And then ...
We were told to gather all our personal belongings and de-board. That's right! After all that, without going anywhere, we all got off the plane.
Let me tell ya: If there is anything mechanically or electronically malfunctioning on "my" airplane then by all means, invite me to de-board and I will absolutely wait while you fix the problem. Being an aeronautical statistic is not on my list of shit to do.
I will also tell ya: Not everyone is so quick to share my sentiment. The huge-ass, good looking ex-marine sitting next to me (thank you for your service) shared several unhappy "F*cks" and paced around for a good five minutes looking for a place to throw a punch before he finally simmered down.
A lady receiving wheelchair assistance was parked near my seat by the window and, as people who want to talk to someone but don't actually know anyone will do, said loudly "well there's nuthin' we can do about it" as she swiveled her head looking for some poor sap (me) to make the slightest eye contact or nod of assent so she can start sharing her life story.
The dark haired, younger-than-she-looked lady across from me was a nervous wreck. She hadn't wanted to get off the plane and now she wasn't sure she wanted to get back on. Nervous Nellie was traveling with a friend. That friend, possibly to get away from the repetitive ramblings of her crazy pal or perhaps because she really did want to stand in a line 50 people deep to book other passage home, left Nervous Nellie to find camaraderie in strangers. Nellie and Wheelchair Lady were the perfect pair for a bit - both spoke, neither listened - until they realized the incompatibility of their situation and moved on to another stranger who had been trying her damnedest to inconspicuously observe the chaos at the gate by pretending to play a game on her Ipad (again me).
Holy shit, people working for the airline do NOT get paid enough to put up with the crap that is slung at them when people are inconvenienced. As far as I'm concerned, the airline took into consideration my comfort (they let me off the plane didn't they?) and safety (I mean if not all systems are go for take off, then let's not take off!). I didn't get too close to the gate agent desk, I had a really good seat in the sun by the window and my backpack was crazy heavy to carry, but a third of the passengers were standing in line to ... I dunno what ... rebook? complain? chat? Whatever they were trying to do took each person in line 10 to 15 minutes to accomplish with their gate agent. If I was the 45th guy in line I would have cut my losses and sat the fuck back down. It must have been getting heated over there because a big burley fellow passenger standing near the desk like a guard dog announced (quite clearly considering he didn't even use the static-ey microphone the gate agents use to confuse us) that if you re-book your ticket you will not be able to get on this airplane when it takes off. (That's assuming of course that it is actually fixed, able to take off, fly and land in Cleveland sometime today.) It was entertaining to observe a coiffed regular-size business man have a conversation with Burley Fellow what with Burley Fellow standing his ground, looking down at Sir Coif just shaking his head and all.

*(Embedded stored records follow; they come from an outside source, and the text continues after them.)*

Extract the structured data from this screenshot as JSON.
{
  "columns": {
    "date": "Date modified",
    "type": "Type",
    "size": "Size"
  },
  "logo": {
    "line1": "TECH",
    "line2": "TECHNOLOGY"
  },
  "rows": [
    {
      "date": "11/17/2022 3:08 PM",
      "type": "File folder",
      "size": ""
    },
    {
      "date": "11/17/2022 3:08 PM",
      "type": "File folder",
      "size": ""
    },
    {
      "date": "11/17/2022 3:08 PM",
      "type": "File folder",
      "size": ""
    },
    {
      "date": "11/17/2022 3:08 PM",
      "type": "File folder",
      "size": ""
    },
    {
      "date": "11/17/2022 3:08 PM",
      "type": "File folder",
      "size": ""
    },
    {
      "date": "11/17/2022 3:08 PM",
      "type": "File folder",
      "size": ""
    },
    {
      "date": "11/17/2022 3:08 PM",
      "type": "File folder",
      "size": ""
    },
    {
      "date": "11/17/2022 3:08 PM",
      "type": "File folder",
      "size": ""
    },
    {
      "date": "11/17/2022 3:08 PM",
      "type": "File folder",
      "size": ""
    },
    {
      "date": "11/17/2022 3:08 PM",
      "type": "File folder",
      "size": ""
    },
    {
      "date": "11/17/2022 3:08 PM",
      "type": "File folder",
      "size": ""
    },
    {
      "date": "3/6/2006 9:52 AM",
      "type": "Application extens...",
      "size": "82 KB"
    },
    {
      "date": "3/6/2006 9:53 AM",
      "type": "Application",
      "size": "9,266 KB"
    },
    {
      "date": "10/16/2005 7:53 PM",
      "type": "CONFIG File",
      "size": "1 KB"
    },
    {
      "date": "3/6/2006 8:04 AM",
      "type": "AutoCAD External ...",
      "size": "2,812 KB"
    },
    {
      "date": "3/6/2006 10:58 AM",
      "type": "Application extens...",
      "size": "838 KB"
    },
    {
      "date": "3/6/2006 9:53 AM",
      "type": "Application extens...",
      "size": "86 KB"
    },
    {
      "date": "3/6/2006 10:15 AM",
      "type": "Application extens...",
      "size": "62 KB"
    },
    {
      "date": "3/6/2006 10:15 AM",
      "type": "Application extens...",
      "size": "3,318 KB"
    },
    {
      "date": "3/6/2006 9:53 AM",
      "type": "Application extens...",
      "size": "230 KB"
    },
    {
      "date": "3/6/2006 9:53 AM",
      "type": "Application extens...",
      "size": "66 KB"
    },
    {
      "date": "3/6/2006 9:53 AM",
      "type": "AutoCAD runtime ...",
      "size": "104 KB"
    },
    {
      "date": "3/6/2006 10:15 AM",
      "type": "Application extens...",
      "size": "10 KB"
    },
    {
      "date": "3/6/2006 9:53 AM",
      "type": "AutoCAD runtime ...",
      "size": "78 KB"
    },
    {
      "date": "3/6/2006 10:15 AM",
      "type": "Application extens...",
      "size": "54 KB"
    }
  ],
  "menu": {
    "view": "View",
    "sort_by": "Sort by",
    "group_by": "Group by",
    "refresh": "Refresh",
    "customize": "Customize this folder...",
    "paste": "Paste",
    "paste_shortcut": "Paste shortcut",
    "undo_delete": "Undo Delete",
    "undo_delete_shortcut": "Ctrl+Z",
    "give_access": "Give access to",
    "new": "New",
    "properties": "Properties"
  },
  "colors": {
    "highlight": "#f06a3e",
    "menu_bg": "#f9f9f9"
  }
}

Voyeurism is underrated!
So I got to thinking while I sat in my almost-too-hot chair by the window looking around at the other people waiting to get back on the airplane: (Well, the first thing I think is, "If the plane crashes these are the people I'm going to die with." But I always think that about my fellow passengers/victims. Dark? Yes but I like to think of it as pragmatic.) what I was thinking was: Each of these people MATTER to someone. It MATTERS that each of these people make it home to their children, spouses, nieces, nephews, parents, and pets. Someone loves her, him, them. It makes a difference whether they return home safely.
Stop and think about that: YOU MATTER! (Now never forget it.) Everyone MATTERS to someone ... or they should.
This gives me pause. I was thinking about the workplace of my 'Social Worker'. She works with kids who have had trauma caused by the people who are supposed to love and care for them first and foremost. (Abuse and mistreatment just pisses me off to no end I'll tell ya!) The responsibility of showing these kids they MATTER is on the psychologists, teachers, counselors and caregivers. They are not permanent people in these kids' lives but they can leave a permanent impression. These vulnerable kids MATTER. Kudos to all who make a difference in their lives.
Or in anyone's life for that matter!
YOU matter to me Friends!